*** Stored data Section Begins ***

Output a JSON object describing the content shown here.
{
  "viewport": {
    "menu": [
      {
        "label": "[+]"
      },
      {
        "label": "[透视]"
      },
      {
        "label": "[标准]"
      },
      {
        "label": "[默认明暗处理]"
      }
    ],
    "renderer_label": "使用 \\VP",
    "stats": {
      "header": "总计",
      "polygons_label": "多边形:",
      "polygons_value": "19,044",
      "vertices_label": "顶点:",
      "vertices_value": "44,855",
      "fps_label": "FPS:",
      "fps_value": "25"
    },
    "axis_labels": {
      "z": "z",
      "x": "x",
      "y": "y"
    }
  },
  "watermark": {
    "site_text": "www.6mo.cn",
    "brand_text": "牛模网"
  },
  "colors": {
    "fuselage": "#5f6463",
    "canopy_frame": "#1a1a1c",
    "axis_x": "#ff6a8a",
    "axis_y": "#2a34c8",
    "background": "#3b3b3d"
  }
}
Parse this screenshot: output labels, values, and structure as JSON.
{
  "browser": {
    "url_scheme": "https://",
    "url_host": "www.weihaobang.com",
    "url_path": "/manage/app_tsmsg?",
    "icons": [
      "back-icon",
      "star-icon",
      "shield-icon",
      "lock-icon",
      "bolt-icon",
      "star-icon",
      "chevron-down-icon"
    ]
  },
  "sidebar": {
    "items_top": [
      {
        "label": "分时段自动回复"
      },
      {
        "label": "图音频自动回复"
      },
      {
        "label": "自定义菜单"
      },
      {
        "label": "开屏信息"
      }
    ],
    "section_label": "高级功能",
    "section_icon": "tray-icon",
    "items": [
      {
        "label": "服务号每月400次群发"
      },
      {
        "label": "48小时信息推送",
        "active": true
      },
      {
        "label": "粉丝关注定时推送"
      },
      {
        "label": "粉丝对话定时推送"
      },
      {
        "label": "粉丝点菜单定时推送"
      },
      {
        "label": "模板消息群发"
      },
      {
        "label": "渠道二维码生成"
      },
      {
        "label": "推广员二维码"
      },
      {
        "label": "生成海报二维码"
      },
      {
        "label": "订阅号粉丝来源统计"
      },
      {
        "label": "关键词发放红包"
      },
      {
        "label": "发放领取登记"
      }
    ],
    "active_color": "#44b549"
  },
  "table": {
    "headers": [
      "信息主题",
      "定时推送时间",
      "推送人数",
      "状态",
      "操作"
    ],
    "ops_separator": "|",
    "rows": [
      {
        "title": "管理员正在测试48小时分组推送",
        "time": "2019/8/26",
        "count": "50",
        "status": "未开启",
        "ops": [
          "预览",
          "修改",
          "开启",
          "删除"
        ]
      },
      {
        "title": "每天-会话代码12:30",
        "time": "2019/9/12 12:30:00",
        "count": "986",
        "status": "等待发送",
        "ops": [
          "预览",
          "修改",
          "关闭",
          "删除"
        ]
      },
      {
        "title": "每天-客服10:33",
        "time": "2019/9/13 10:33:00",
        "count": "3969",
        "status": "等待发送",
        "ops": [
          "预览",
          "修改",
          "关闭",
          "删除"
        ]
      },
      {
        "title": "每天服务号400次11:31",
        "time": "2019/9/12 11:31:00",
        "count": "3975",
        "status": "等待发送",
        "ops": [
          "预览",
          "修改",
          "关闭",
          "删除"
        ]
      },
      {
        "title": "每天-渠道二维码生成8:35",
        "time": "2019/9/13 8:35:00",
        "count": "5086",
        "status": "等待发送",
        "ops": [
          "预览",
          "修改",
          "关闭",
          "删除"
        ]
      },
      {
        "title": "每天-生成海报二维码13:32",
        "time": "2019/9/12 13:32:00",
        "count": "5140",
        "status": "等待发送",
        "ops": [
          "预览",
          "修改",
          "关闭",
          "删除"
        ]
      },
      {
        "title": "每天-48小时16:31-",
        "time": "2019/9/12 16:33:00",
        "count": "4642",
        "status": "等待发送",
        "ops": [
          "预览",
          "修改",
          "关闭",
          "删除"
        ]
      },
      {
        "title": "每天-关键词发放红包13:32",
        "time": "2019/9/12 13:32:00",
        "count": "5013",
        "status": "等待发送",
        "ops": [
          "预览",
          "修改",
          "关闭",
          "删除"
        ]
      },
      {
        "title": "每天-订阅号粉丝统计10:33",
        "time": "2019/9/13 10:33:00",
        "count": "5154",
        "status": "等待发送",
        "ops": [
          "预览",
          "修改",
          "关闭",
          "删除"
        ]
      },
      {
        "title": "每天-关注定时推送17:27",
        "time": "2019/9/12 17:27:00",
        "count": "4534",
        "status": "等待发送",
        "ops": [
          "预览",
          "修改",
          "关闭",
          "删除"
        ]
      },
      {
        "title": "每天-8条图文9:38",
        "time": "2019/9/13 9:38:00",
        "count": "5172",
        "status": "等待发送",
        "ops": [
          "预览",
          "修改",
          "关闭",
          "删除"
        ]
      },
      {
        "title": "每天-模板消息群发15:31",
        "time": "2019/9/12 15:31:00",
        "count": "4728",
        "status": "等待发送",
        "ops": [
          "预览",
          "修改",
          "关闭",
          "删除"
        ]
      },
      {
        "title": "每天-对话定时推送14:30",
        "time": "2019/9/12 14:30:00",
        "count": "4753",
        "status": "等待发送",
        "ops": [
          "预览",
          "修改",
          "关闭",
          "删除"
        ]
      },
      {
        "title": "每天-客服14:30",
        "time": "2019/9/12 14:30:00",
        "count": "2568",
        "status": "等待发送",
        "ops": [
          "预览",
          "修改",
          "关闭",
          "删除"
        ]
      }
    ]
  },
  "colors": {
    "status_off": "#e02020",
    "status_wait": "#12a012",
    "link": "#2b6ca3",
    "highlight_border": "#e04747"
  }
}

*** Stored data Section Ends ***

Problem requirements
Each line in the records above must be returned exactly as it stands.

The answer
Output a JSON object describing the content shown here.
{
  "viewport": {
    "menu": [
      {
        "label": "[+]"
      },
      {
        "label": "[透视]"
      },
      {
        "label": "[标准]"
      },
      {
        "label": "[默认明暗处理]"
      }
    ],
    "renderer_label": "使用 \\VP",
    "stats": {
      "header": "总计",
      "polygons_label": "多边形:",
      "polygons_value": "19,044",
      "vertices_label": "顶点:",
      "vertices_value": "44,855",
      "fps_label": "FPS:",
      "fps_value": "25"
    },
    "axis_labels": {
      "z": "z",
      "x": "x",
      "y": "y"
    }
  },
  "watermark": {
    "site_text": "www.6mo.cn",
    "brand_text": "牛模网"
  },
  "colors": {
    "fuselage": "#5f6463",
    "canopy_frame": "#1a1a1c",
    "axis_x": "#ff6a8a",
    "axis_y": "#2a34c8",
    "background": "#3b3b3d"
  }
}
Parse this screenshot: output labels, values, and structure as JSON.
{
  "browser": {
    "url_scheme": "https://",
    "url_host": "www.weihaobang.com",
    "url_path": "/manage/app_tsmsg?",
    "icons": [
      "back-icon",
      "star-icon",
      "shield-icon",
      "lock-icon",
      "bolt-icon",
      "star-icon",
      "chevron-down-icon"
    ]
  },
  "sidebar": {
    "items_top": [
      {
        "label": "分时段自动回复"
      },
      {
        "label": "图音频自动回复"
      },
      {
        "label": "自定义菜单"
      },
      {
        "label": "开屏信息"
      }
    ],
    "section_label": "高级功能",
    "section_icon": "tray-icon",
    "items": [
      {
        "label": "服务号每月400次群发"
      },
      {
        "label": "48小时信息推送",
        "active": true
      },
      {
        "label": "粉丝关注定时推送"
      },
      {
        "label": "粉丝对话定时推送"
      },
      {
        "label": "粉丝点菜单定时推送"
      },
      {
        "label": "模板消息群发"
      },
      {
        "label": "渠道二维码生成"
      },
      {
        "label": "推广员二维码"
      },
      {
        "label": "生成海报二维码"
      },
      {
        "label": "订阅号粉丝来源统计"
      },
      {
        "label": "关键词发放红包"
      },
      {
        "label": "发放领取登记"
      }
    ],
    "active_color": "#44b549"
  },
  "table": {
    "headers": [
      "信息主题",
      "定时推送时间",
      "推送人数",
      "状态",
      "操作"
    ],
    "ops_separator": "|",
    "rows": [
      {
        "title": "管理员正在测试48小时分组推送",
        "time": "2019/8/26",
        "count": "50",
        "status": "未开启",
        "ops": [
          "预览",
          "修改",
          "开启",
          "删除"
        ]
      },
      {
        "title": "每天-会话代码12:30",
        "time": "2019/9/12 12:30:00",
        "count": "986",
        "status": "等待发送",
        "ops": [
          "预览",
          "修改",
          "关闭",
          "删除"
        ]
      },
      {
        "title": "每天-客服10:33",
        "time": "2019/9/13 10:33:00",
        "count": "3969",
        "status": "等待发送",
        "ops": [
          "预览",
          "修改",
          "关闭",
          "删除"
        ]
      },
      {
        "title": "每天服务号400次11:31",
        "time": "2019/9/12 11:31:00",
        "count": "3975",
        "status": "等待发送",
        "ops": [
          "预览",
          "修改",
          "关闭",
          "删除"
        ]
      },
      {
        "title": "每天-渠道二维码生成8:35",
        "time": "2019/9/13 8:35:00",
        "count": "5086",
        "status": "等待发送",
        "ops": [
          "预览",
          "修改",
          "关闭",
          "删除"
        ]
      },
      {
        "title": "每天-生成海报二维码13:32",
        "time": "2019/9/12 13:32:00",
        "count": "5140",
        "status": "等待发送",
        "ops": [
          "预览",
          "修改",
          "关闭",
          "删除"
        ]
      },
      {
        "title": "每天-48小时16:31-",
        "time": "2019/9/12 16:33:00",
        "count": "4642",
        "status": "等待发送",
        "ops": [
          "预览",
          "修改",
          "关闭",
          "删除"
        ]
      },
      {
        "title": "每天-关键词发放红包13:32",
        "time": "2019/9/12 13:32:00",
        "count": "5013",
        "status": "等待发送",
        "ops": [
          "预览",
          "修改",
          "关闭",
          "删除"
        ]
      },
      {
        "title": "每天-订阅号粉丝统计10:33",
        "time": "2019/9/13 10:33:00",
        "count": "5154",
        "status": "等待发送",
        "ops": [
          "预览",
          "修改",
          "关闭",
          "删除"
        ]
      },
      {
        "title": "每天-关注定时推送17:27",
        "time": "2019/9/12 17:27:00",
        "count": "4534",
        "status": "等待发送",
        "ops": [
          "预览",
          "修改",
          "关闭",
          "删除"
        ]
      },
      {
        "title": "每天-8条图文9:38",
        "time": "2019/9/13 9:38:00",
        "count": "5172",
        "status": "等待发送",
        "ops": [
          "预览",
          "修改",
          "关闭",
          "删除"
        ]
      },
      {
        "title": "每天-模板消息群发15:31",
        "time": "2019/9/12 15:31:00",
        "count": "4728",
        "status": "等待发送",
        "ops": [
          "预览",
          "修改",
          "关闭",
          "删除"
        ]
      },
      {
        "title": "每天-对话定时推送14:30",
        "time": "2019/9/12 14:30:00",
        "count": "4753",
        "status": "等待发送",
        "ops": [
          "预览",
          "修改",
          "关闭",
          "删除"
        ]
      },
      {
        "title": "每天-客服14:30",
        "time": "2019/9/12 14:30:00",
        "count": "2568",
        "status": "等待发送",
        "ops": [
          "预览",
          "修改",
          "关闭",
          "删除"
        ]
      }
    ]
  },
  "colors": {
    "status_off": "#e02020",
    "status_wait": "#12a012",
    "link": "#2b6ca3",
    "highlight_border": "#e04747"
  }
}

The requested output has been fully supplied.